## TASK DETAILS:
For the entries that follow, produce an exact copy with no pictures in it.
*** EXERCISE INPUTS ***
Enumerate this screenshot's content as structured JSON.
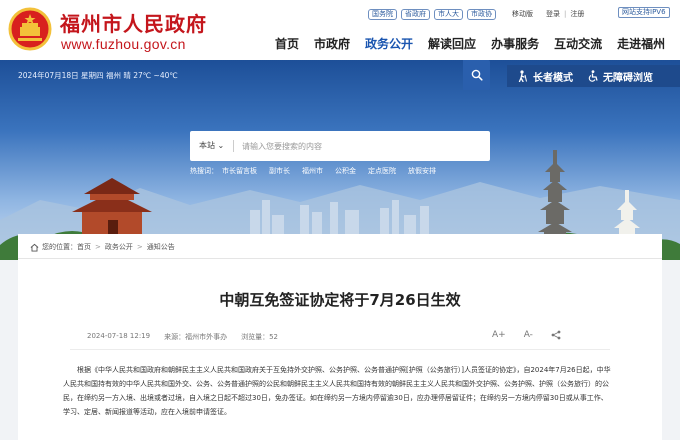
{
  "header": {
    "site_name": "福州市人民政府",
    "site_url": "www.fuzhou.gov.cn",
    "top_links": [
      "国务院",
      "省政府",
      "市人大",
      "市政协"
    ],
    "mobile_label": "移动版",
    "login_label": "登录",
    "register_label": "注册",
    "ipv6_label": "网站支持IPV6",
    "nav": [
      "首页",
      "市政府",
      "政务公开",
      "解读回应",
      "办事服务",
      "互动交流",
      "走进福州"
    ],
    "active_nav": "政务公开"
  },
  "banner": {
    "date_weather": "2024年07月18日 星期四  福州 晴 27℃ ~40℃",
    "elder_mode": "长者模式",
    "accessible_mode": "无障碍浏览",
    "search_scope": "本站",
    "search_placeholder": "请输入您要搜索的内容",
    "hot_label": "热搜词：",
    "hot_words": [
      "市长留言板",
      "副市长",
      "福州市",
      "公积金",
      "定点医院",
      "放假安排"
    ]
  },
  "breadcrumb": {
    "prefix": "您的位置：",
    "items": [
      "首页",
      "政务公开",
      "通知公告"
    ]
  },
  "article": {
    "title": "中朝互免签证协定将于7月26日生效",
    "date": "2024-07-18 12:19",
    "source": "来源：福州市外事办",
    "views": "浏览量：52",
    "tools": [
      "A+",
      "A-",
      "share-icon"
    ],
    "body": "根据《中华人民共和国政府和朝鲜民主主义人民共和国政府关于互免持外交护照、公务护照、公务普通护照[护照（公务旅行）]人员签证的协定》，自2024年7月26日起，中华人民共和国持有效的中华人民共和国外交、公务、公务普通护照的公民和朝鲜民主主义人民共和国持有效的朝鲜民主主义人民共和国外交护照、公务护照、护照（公务旅行）的公民，在缔约另一方入境、出境或者过境，自入境之日起不超过30日，免办签证。如在缔约另一方境内停留逾30日，应办理停居留证件；在缔约另一方境内停留30日或从事工作、学习、定居、新闻报道等活动，应在入境前申请签证。"
  },
  "colors": {
    "brand_red": "#c4161c",
    "nav_blue": "#1a55b0",
    "mode_bar": "#1e4a8c"
  }
}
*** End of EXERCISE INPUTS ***
## ANSWER FOR THE TASK:
Enumerate this screenshot's content as structured JSON.
{
  "header": {
    "site_name": "福州市人民政府",
    "site_url": "www.fuzhou.gov.cn",
    "top_links": [
      "国务院",
      "省政府",
      "市人大",
      "市政协"
    ],
    "mobile_label": "移动版",
    "login_label": "登录",
    "register_label": "注册",
    "ipv6_label": "网站支持IPV6",
    "nav": [
      "首页",
      "市政府",
      "政务公开",
      "解读回应",
      "办事服务",
      "互动交流",
      "走进福州"
    ],
    "active_nav": "政务公开"
  },
  "banner": {
    "date_weather": "2024年07月18日 星期四  福州 晴 27℃ ~40℃",
    "elder_mode": "长者模式",
    "accessible_mode": "无障碍浏览",
    "search_scope": "本站",
    "search_placeholder": "请输入您要搜索的内容",
    "hot_label": "热搜词：",
    "hot_words": [
      "市长留言板",
      "副市长",
      "福州市",
      "公积金",
      "定点医院",
      "放假安排"
    ]
  },
  "breadcrumb": {
    "prefix": "您的位置：",
    "items": [
      "首页",
      "政务公开",
      "通知公告"
    ]
  },
  "article": {
    "title": "中朝互免签证协定将于7月26日生效",
    "date": "2024-07-18 12:19",
    "source": "来源：福州市外事办",
    "views": "浏览量：52",
    "tools": [
      "A+",
      "A-",
      "share-icon"
    ],
    "body": "根据《中华人民共和国政府和朝鲜民主主义人民共和国政府关于互免持外交护照、公务护照、公务普通护照[护照（公务旅行）]人员签证的协定》，自2024年7月26日起，中华人民共和国持有效的中华人民共和国外交、公务、公务普通护照的公民和朝鲜民主主义人民共和国持有效的朝鲜民主主义人民共和国外交护照、公务护照、护照（公务旅行）的公民，在缔约另一方入境、出境或者过境，自入境之日起不超过30日，免办签证。如在缔约另一方境内停留逾30日，应办理停居留证件；在缔约另一方境内停留30日或从事工作、学习、定居、新闻报道等活动，应在入境前申请签证。"
  },
  "colors": {
    "brand_red": "#c4161c",
    "nav_blue": "#1a55b0",
    "mode_bar": "#1e4a8c"
  }
}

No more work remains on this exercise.